The opening sequence is entirely unnecessary – again, perhaps this suggests Alvarez & Co's lack of confidence in the viewer. The emotional core of the scene is non-existent as these characters are completely unknown to us – the scene hasn't earned the audience's investment, so why should we care about anyone on-screen in this scene, or feel the impact of the shock violence? Tossing us into a possession scene with no preparation at all just doesn't work, and it undercuts the evil goings-on later in the film (also see above regarding The Book of the Dead). There is one extra in the scene though. who either has – or has been given via make-up – a great face … but even still we just don't need this scene whatsoever.
Dressed to Impress:
There's way too much set dressing – the basement filled with dead animals makes no sense: why are they there? Is it for any reason other than it just looks gross? Again, this makes the film feel too glossy, too over-produced – it feels like the set designer is showing off their skills and budget, rather than strictly doing what's right for the flick. Would a cabin in the woods really have so much stuff in it? In the original they couldn't afford to deck the place out, and it works better because of that. In this instance, less would have definitely been more.
A Nod, a Nudge, and a Wink:
Fans of the original will get a kick out of spotting references to Raimi's version – the same sound effect of a fly, that same haunting and hollow cold wind, Ellen Sandweiss' voice, Professor Knowby's tape recording (effectively played over the end credits), Sam Raimi's “classic” car, the necklace (and it's arrangement in one shot), and a fan-rousing glimpse at the very end of the credits are all very groovy indeed.
There's perhaps more gripes than cheers in that run-down. It's admirable that they've not just copied the original and tried to spruce it up for the 21st century in a way that isn't just an advert for a mobile phone company … but it's just so slick and over-produced … a rougher, tougher, rawer edge would have been welcome. The violence and gore is inventive and waggles its balls right in your face – which is great for we horror fans – but for some of the reasons mentioned above, it feels oddly safe at times.

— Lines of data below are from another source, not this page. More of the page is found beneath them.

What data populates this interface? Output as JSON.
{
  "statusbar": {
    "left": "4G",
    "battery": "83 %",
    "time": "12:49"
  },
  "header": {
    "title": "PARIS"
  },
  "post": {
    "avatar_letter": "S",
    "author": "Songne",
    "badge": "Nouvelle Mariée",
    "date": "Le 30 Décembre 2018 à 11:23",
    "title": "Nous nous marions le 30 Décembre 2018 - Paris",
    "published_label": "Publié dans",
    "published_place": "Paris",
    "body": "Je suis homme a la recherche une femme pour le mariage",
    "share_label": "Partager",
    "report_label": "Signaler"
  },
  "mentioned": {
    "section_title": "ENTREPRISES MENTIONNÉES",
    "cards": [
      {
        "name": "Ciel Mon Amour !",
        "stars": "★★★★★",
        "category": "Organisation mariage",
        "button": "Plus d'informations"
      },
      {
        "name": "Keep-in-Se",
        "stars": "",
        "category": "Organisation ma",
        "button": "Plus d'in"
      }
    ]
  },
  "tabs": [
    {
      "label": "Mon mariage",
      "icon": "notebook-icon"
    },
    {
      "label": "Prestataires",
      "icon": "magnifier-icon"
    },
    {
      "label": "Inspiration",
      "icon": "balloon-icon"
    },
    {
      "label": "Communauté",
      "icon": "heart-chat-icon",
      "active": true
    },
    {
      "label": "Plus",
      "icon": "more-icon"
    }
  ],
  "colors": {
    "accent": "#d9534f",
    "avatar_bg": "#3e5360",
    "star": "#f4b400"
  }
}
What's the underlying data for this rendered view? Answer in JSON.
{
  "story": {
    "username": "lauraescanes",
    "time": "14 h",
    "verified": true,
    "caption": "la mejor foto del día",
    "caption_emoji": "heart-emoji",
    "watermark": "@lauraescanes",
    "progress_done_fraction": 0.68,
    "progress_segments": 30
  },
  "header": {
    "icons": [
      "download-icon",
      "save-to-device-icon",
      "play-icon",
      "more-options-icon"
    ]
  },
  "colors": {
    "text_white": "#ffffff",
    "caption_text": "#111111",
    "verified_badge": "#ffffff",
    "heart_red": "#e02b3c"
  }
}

To be fair to Alvarez, as a first-timer (and one tackling a remake of an adored horror classic), he was always going to make a few mistakes here and there – and should be allowed to – and only a fool would have turned down the chance to make this movie (hell, I would have said yes in a nanosecond). Hopefully he'll be able to rectify what didn't quite work in this film with its inevitable sequel, and up-the-ante with more of what worked well.
As I said at the beginning, I didn't love this flick – and certain things (like some awful dialogue) really grated – but I was never checking my watch, and I was always entertained. It was never, ever, ever going to usurp my adoration of the original film (and trilogy), and it thankfully never did anything to destroy the Evil Dead franchise.
I suppose all remakes are always going to lack cultural impact and experience. I can't see a teenager discovering and loving this 2013 version like I did with the 1981 original … but surely no remake can manage that … well, except for the one in a million: John Carpenter's “The Thing” is arguably – but not entirely – a remake … although it was part of a totally different era of filmmaking and film viewing.
Of course, as a huge fan of the original Evil Dead trilogy, this remake does represent the possibility of getting Evil Dead 4 – or more accurately, Army of Darkness 2 – made, and who doesn't want that?